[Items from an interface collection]
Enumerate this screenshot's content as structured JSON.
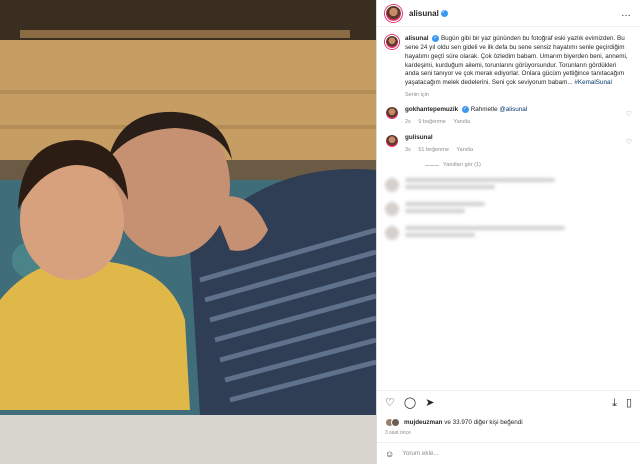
{
  "post": {
    "username": "alisunal",
    "more_icon": "…"
  },
  "caption": {
    "username": "alisunal",
    "text": "Bugün gibi bir yaz gününden bu fotoğraf eski yazlık evimizden. Bu sene 24 yıl oldu sen gideli ve ilk defa bu sene sensiz hayatımı senle geçirdiğim hayatımı geçti süre olarak. Çok özledim babam. Umarım biyerden beni, annemi, kardeşimi, kurduğum ailemi, torunlarını görüyorsundur. Torunların gördükleri anda seni tanıyor ve çok merak ediyorlar. Onlara gücüm yettiğince tanıtacağım yaşatacağım melek dedelerini. Seni çok seviyorum babam...",
    "hashtag": "#KemalSunal",
    "translate": "Senin için"
  },
  "comments": [
    {
      "username": "gokhantepemuzik",
      "text": "Rahmetle",
      "mention": "@alisunal",
      "time": "2s",
      "likes": "9 beğenme",
      "reply": "Yanıtla"
    },
    {
      "username": "gulisunal",
      "text": "",
      "time": "3s",
      "likes": "51 beğenme",
      "reply": "Yanıtla"
    }
  ],
  "view_replies": "Yanıtları gör (1)",
  "likes_line": {
    "user": "mujdeuzman",
    "rest": "ve 33.970 diğer kişi beğendi"
  },
  "time_ago": "3 saat önce",
  "add_comment_placeholder": "Yorum ekle..."
}
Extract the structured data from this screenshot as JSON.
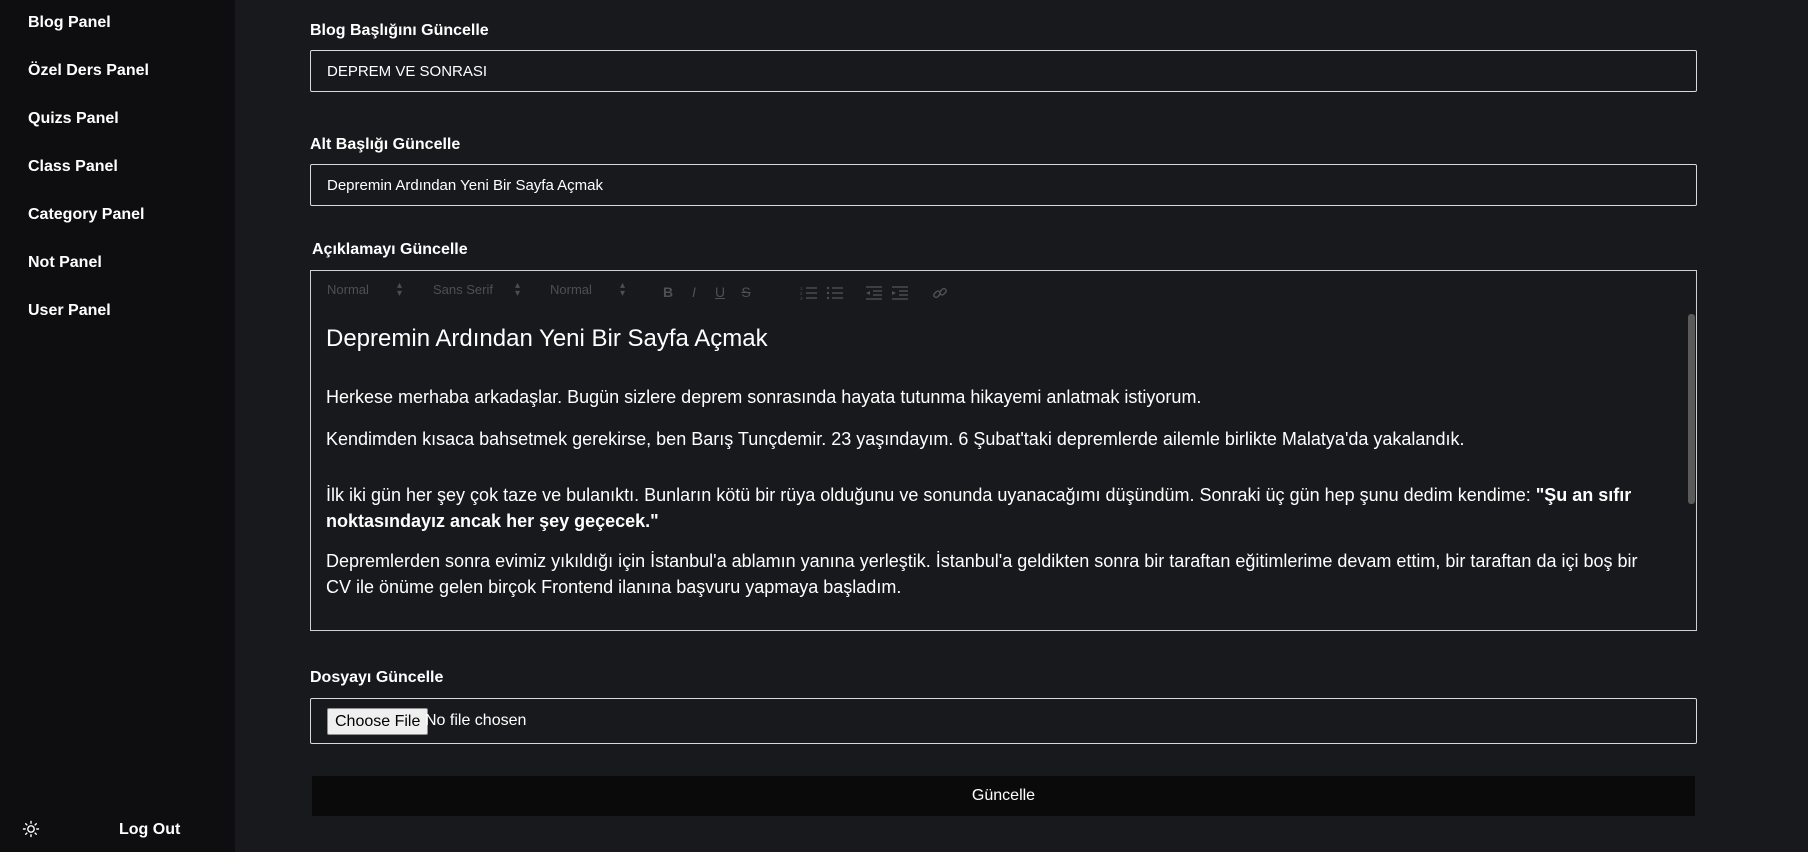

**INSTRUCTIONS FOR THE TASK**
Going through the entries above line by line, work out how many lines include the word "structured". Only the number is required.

**ANSWER TO THIS EXERCISE**
2